this issue is REVERSED.
For the aforementioned reasons, the State Boards final
determination is REVERSED. Consequently, the case is REMANDED to the Indiana Board
of Tax Review
See footnote with orders to instruct the local assessing officials to assess
LeFebvres fireplaces as prefabricated metal and to assess his home with three units
Footnote: The State Board of Tax Commissioners (State Board) was originally the Respondent
in this appeal. However, the legislature abolished the State Board as of
December 31, 2001. 198 Ind. Acts 2001 § 119(b)(2). Effective January
1, 2002, the legislature created the Department of Local Government Finance (DLGF),
Indiana Code § 6-1.1-30-1.1 (West Supp. 2001)(eff. 1-1-02); 198 Ind. Acts 2001 §
66, and the Indiana Board of Tax Review (Indiana Board). Ind. Code
§ 6-1.5-1-3 (West Supp. 2001)(eff. 1-1-02); 198 Ind. Acts 2001 § 95.
Pursuant to Indiana Code § 6-1.5-5-8, the DLGF is substituted for the State
Board in appeals from final determinations of the State Board that were issued

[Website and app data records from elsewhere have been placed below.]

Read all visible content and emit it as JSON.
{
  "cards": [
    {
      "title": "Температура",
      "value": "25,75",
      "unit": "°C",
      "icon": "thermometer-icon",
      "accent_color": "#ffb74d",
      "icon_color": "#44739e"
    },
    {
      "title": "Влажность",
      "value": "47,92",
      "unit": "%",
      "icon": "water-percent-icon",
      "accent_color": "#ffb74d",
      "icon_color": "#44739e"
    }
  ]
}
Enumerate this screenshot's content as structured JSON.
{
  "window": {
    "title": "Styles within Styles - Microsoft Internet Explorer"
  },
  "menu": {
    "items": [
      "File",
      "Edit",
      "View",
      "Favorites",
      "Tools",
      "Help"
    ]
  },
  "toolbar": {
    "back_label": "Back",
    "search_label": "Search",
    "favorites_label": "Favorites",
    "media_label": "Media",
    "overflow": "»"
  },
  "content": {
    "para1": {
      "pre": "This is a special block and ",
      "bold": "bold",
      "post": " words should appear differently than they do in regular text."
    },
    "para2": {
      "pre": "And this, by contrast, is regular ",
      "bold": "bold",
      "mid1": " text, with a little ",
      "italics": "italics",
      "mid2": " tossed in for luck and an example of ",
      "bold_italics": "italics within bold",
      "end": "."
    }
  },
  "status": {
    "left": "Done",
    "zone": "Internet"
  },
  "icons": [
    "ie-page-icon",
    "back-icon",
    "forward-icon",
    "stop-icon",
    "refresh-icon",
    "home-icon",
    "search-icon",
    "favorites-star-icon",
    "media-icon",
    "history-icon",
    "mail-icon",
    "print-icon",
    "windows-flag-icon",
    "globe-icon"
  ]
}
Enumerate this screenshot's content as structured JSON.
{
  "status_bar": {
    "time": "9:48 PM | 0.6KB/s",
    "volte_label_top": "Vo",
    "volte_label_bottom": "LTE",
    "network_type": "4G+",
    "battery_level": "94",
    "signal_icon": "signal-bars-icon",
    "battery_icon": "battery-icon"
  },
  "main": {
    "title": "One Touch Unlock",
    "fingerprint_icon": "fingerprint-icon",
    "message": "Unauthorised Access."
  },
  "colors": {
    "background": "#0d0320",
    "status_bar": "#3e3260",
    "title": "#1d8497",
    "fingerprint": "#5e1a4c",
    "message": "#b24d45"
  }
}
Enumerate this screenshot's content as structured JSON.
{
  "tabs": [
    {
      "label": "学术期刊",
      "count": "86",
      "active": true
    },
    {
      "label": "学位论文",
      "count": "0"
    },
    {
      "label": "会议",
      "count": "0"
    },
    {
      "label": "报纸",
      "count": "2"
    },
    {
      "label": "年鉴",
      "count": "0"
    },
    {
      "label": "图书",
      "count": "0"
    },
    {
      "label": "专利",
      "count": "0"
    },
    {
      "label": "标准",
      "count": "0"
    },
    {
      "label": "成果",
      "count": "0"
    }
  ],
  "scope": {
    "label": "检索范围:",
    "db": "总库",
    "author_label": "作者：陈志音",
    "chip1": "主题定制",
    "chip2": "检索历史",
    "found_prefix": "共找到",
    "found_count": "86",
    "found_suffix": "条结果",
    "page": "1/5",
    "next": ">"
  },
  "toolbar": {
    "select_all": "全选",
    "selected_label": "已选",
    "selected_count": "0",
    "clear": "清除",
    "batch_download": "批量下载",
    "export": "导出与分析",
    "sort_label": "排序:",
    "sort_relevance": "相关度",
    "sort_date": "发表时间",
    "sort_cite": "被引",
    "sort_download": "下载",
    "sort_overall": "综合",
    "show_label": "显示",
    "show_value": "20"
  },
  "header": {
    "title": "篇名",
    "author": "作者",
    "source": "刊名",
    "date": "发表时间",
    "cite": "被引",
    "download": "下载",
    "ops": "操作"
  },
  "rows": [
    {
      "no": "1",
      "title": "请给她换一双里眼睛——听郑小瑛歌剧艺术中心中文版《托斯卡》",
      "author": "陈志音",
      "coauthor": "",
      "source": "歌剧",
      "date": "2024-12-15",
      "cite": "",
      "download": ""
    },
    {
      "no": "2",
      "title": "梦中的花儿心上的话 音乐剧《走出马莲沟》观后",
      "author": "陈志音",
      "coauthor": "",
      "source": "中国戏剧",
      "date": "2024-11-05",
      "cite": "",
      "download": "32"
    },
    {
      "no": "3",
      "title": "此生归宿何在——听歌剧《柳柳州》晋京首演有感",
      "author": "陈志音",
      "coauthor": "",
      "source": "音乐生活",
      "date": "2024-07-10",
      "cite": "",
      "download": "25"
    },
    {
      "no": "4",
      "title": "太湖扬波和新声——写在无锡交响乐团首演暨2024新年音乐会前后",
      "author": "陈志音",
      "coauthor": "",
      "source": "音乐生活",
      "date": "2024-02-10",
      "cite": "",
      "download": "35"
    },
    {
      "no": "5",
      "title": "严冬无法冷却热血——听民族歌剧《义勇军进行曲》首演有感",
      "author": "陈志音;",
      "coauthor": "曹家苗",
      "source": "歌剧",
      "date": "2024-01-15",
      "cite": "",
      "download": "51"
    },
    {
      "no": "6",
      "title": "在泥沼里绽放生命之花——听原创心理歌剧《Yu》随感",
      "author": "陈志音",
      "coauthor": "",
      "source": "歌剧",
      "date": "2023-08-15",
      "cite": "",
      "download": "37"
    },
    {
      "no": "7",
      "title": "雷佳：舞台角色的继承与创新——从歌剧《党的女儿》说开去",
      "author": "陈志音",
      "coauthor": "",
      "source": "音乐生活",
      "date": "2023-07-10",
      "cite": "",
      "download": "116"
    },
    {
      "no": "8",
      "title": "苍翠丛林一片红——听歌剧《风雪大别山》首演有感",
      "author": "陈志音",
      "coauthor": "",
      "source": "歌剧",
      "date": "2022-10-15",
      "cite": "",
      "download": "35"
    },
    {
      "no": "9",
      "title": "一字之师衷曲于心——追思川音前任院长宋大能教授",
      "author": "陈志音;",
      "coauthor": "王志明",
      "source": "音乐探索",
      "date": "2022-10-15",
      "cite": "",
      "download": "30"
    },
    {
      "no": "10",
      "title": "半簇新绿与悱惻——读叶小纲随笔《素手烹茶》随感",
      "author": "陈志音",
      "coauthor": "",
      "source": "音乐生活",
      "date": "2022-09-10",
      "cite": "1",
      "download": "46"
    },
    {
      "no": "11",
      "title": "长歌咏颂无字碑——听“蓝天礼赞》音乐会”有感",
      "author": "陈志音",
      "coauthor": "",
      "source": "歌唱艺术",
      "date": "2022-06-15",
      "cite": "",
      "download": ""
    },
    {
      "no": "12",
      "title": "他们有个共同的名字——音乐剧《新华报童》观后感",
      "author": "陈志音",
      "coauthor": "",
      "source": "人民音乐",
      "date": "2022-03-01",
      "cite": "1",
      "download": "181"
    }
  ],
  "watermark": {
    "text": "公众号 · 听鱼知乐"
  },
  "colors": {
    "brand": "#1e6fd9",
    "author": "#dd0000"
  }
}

before January 1, 2002. Ind. Code § 6-1.5-5-8 (West Supp. 2001)(eff. 1-1-02);
198 Ind. Acts 2001, § 95. Nevertheless, the law in effect prior
to January 1, 2002 applies to these appeals. I.C. § 6-1.5-5-8.
See also 198 Ind. Acts 2001 § 117. Although the DLGF has
been substituted as the Respondent, this Court will still reference the State Board
throughout this opinion.
With respect to the fireplace that has the metal chimney, LeFebvre
ran the chimney up through the housing so as to vent outside.
The other housing is not functional at all. In other words, because
the second fireplace does not vent to the outside, no chimney runs through
the second housing.
LeFebvre initially asserted that his house was comprised of only two
units of brick. (Respt Ex. A at 4.) However, he concedes
that if the Court determines that his fireplaces should have been assessed as
prefabricated, (which it did,
supra), then the brick-veneer housings should be counted towards
the amount of assessable brick, increasing the total number of brick units from
two to three. (Petr Br. at 10.)
The State Board contends that LeFebvres calculations are incorrect because he
believes that [i]n order for the  first floor to be
. . . brick must be cut and transposed to cover window areas
. . . as well as interior common walls between the residence and
the attached garage. (Respt Ex. A at 38 (emphasis in original).)
All cases that would have previously been remanded to the State
Board are now remanded to the Indiana Board of Tax Review (Indiana Board).
See Ind. Code § 6-1.1-15-8 (Supp. 2002). Final determinations made by
the Indiana Board are subject to review by this Court pursuant to Indiana
Code § 6-1.1-15. Ind. Code §§ 6-1.5-5-7; 33-3-5-2 (Supp. 2002).